Jane still lives in the first home she shared with Stephen decades ago. She gave production designer John Paul Kelly and his team access to the house so they could recreate the sound stage to as close to the original as possible. Kelly’s team researched down to every last detail including the wheelchairs. Stephen had a progression of wheelchairs as he grew older and technology became more advanced. He went from a regular wheelchair to an electronic wheelchair followed by one that included a computer and voice machine.
Beyond dressing someone in clothes too big for them to enhance an emaciated look, it was interesting to learn how the hair and makeup team used prosthetics on Redmayne. The team changed the shape of his ears and made them larger, along with his nose. In turn, this made his face look smaller. The painstaking time and attention to detail is a hallmark of a winning biopic when recreating a historical figure—and it certainly shows here.
Bottom-Line? Eddie Redmayne’s captivating performance as crippled Stephen Hawking is Oscar worthy. The Theory of Everything goes beyond the ordinary biopic and becomes a moving love story that tugs at the heartstrings. Audiences will feel a range of emotions as they can empathize with both sides of the relationship, making it that much more impactful. What’s eventually left of Redmayne’s motor skills is what makes a lasting imprint in viewers’ minds. Despite his challenges, the contagious smile and the glimmer in his eye remind us that anything is possible, even when all odds are against you.

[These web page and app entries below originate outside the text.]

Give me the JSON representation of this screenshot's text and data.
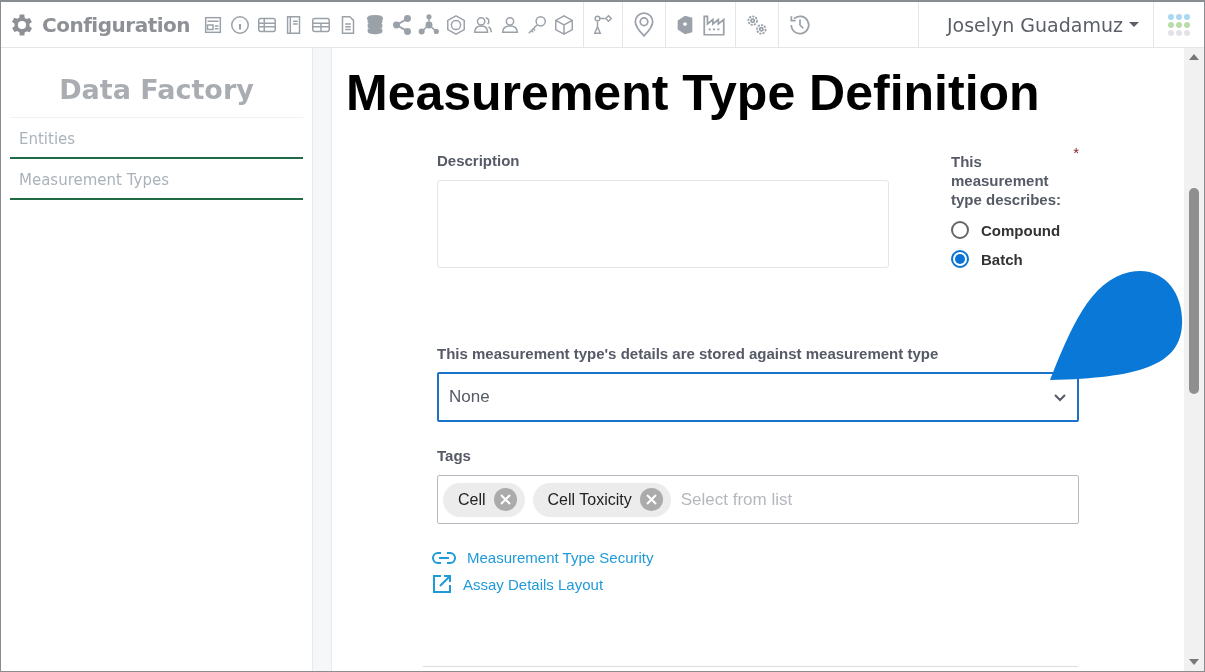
{
  "header": {
    "title": "Configuration",
    "user": "Joselyn Guadamuz"
  },
  "sidebar": {
    "title": "Data Factory",
    "items": [
      {
        "label": "Entities"
      },
      {
        "label": "Measurement Types"
      }
    ]
  },
  "page": {
    "title": "Measurement Type Definition"
  },
  "form": {
    "description": {
      "label": "Description"
    },
    "describes": {
      "label": "This measurement type describes:",
      "required_mark": "*",
      "options": [
        {
          "label": "Compound",
          "selected": false
        },
        {
          "label": "Batch",
          "selected": true
        }
      ]
    },
    "stored_against": {
      "label": "This measurement type's details are stored against measurement type",
      "value": "None"
    },
    "tags": {
      "label": "Tags",
      "items": [
        "Cell",
        "Cell Toxicity"
      ],
      "placeholder": "Select from list"
    },
    "links": [
      {
        "kind": "link",
        "label": "Measurement Type Security"
      },
      {
        "kind": "external",
        "label": "Assay Details Layout"
      }
    ]
  }
}
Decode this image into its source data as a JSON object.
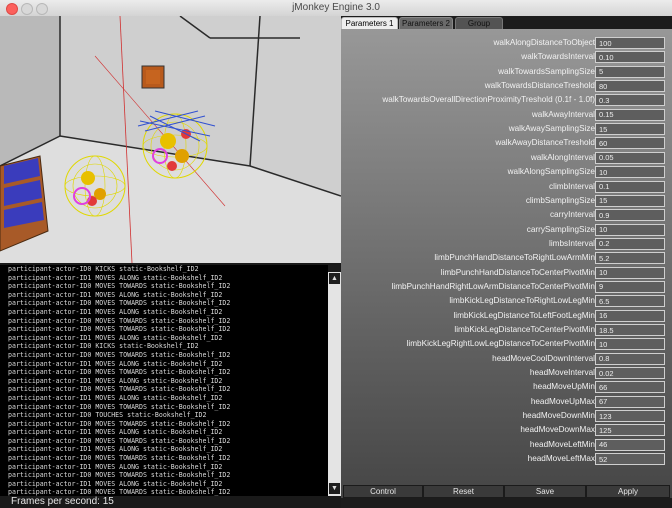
{
  "window": {
    "title": "jMonkey Engine 3.0"
  },
  "tabs": [
    "Parameters 1",
    "Parameters 2",
    "Group"
  ],
  "params": [
    {
      "name": "walkAlongDistanceToObject",
      "value": "100"
    },
    {
      "name": "walkTowardsInterval",
      "value": "0.10"
    },
    {
      "name": "walkTowardsSamplingSize",
      "value": "5"
    },
    {
      "name": "walkTowardsDistanceTreshold",
      "value": "80"
    },
    {
      "name": "walkTowardsOverallDirectionProximityTreshold (0.1f - 1.0f)",
      "value": "0.3"
    },
    {
      "name": "walkAwayInterval",
      "value": "0.15"
    },
    {
      "name": "walkAwaySamplingSize",
      "value": "15"
    },
    {
      "name": "walkAwayDistanceTreshold",
      "value": "60"
    },
    {
      "name": "walkAlongInterval",
      "value": "0.05"
    },
    {
      "name": "walkAlongSamplingSize",
      "value": "10"
    },
    {
      "name": "climbInterval",
      "value": "0.1"
    },
    {
      "name": "climbSamplingSize",
      "value": "15"
    },
    {
      "name": "carryInterval",
      "value": "0.9"
    },
    {
      "name": "carrySamplingSize",
      "value": "10"
    },
    {
      "name": "limbsInterval",
      "value": "0.2"
    },
    {
      "name": "limbPunchHandDistanceToRightLowArmMin",
      "value": "5.2"
    },
    {
      "name": "limbPunchHandDistanceToCenterPivotMin",
      "value": "10"
    },
    {
      "name": "limbPunchHandRightLowArmDistanceToCenterPivotMin",
      "value": "9"
    },
    {
      "name": "limbKickLegDistanceToRightLowLegMin",
      "value": "6.5"
    },
    {
      "name": "limbKickLegDistanceToLeftFootLegMin",
      "value": "16"
    },
    {
      "name": "limbKickLegDistanceToCenterPivotMin",
      "value": "18.5"
    },
    {
      "name": "limbKickLegRightLowLegDistanceToCenterPivotMin",
      "value": "10"
    },
    {
      "name": "headMoveCoolDownInterval",
      "value": "0.8"
    },
    {
      "name": "headMoveInterval",
      "value": "0.02"
    },
    {
      "name": "headMoveUpMin",
      "value": "66"
    },
    {
      "name": "headMoveUpMax",
      "value": "67"
    },
    {
      "name": "headMoveDownMin",
      "value": "123"
    },
    {
      "name": "headMoveDownMax",
      "value": "125"
    },
    {
      "name": "headMoveLeftMin",
      "value": "46"
    },
    {
      "name": "headMoveLeftMax",
      "value": "52"
    }
  ],
  "buttons": {
    "control": "Control",
    "reset": "Reset",
    "save": "Save",
    "apply": "Apply"
  },
  "log": [
    "participant-actor-ID0 KICKS static-Bookshelf_ID2",
    "participant-actor-ID1 MOVES ALONG static-Bookshelf_ID2",
    "participant-actor-ID0 MOVES TOWARDS static-Bookshelf_ID2",
    "participant-actor-ID1 MOVES ALONG static-Bookshelf_ID2",
    "participant-actor-ID0 MOVES TOWARDS static-Bookshelf_ID2",
    "participant-actor-ID1 MOVES ALONG static-Bookshelf_ID2",
    "participant-actor-ID0 MOVES TOWARDS static-Bookshelf_ID2",
    "participant-actor-ID0 MOVES TOWARDS static-Bookshelf_ID2",
    "participant-actor-ID1 MOVES ALONG static-Bookshelf_ID2",
    "participant-actor-ID0 KICKS static-Bookshelf_ID2",
    "participant-actor-ID0 MOVES TOWARDS static-Bookshelf_ID2",
    "participant-actor-ID1 MOVES ALONG static-Bookshelf_ID2",
    "participant-actor-ID0 MOVES TOWARDS static-Bookshelf_ID2",
    "participant-actor-ID1 MOVES ALONG static-Bookshelf_ID2",
    "participant-actor-ID0 MOVES TOWARDS static-Bookshelf_ID2",
    "participant-actor-ID1 MOVES ALONG static-Bookshelf_ID2",
    "participant-actor-ID0 MOVES TOWARDS static-Bookshelf_ID2",
    "participant-actor-ID0 TOUCHES static-Bookshelf_ID2",
    "participant-actor-ID0 MOVES TOWARDS static-Bookshelf_ID2",
    "participant-actor-ID1 MOVES ALONG static-Bookshelf_ID2",
    "participant-actor-ID0 MOVES TOWARDS static-Bookshelf_ID2",
    "participant-actor-ID1 MOVES ALONG static-Bookshelf_ID2",
    "participant-actor-ID0 MOVES TOWARDS static-Bookshelf_ID2",
    "participant-actor-ID1 MOVES ALONG static-Bookshelf_ID2",
    "participant-actor-ID0 MOVES TOWARDS static-Bookshelf_ID2",
    "participant-actor-ID1 MOVES ALONG static-Bookshelf_ID2",
    "participant-actor-ID0 MOVES TOWARDS static-Bookshelf_ID2"
  ],
  "status": {
    "fps": "Frames per second: 15"
  }
}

Cast: Eddie Redmayne (Stephen Hawking), Felicity Jones (Jane Wilde), David Thewlis (Dennis Sciama), Emily Watson (Isobel Hawking), Charlie Cox (Jonathan Hellyer Jones), Simon McBurney (Frank Hawking), Maxine Peake (Elaine Mason)
Credits: Directed by James Marsh; Written by Anthony McCarten
Studio: Focus Features
Run Time: 123 minutes
Jessica Aymond © November 11, 2014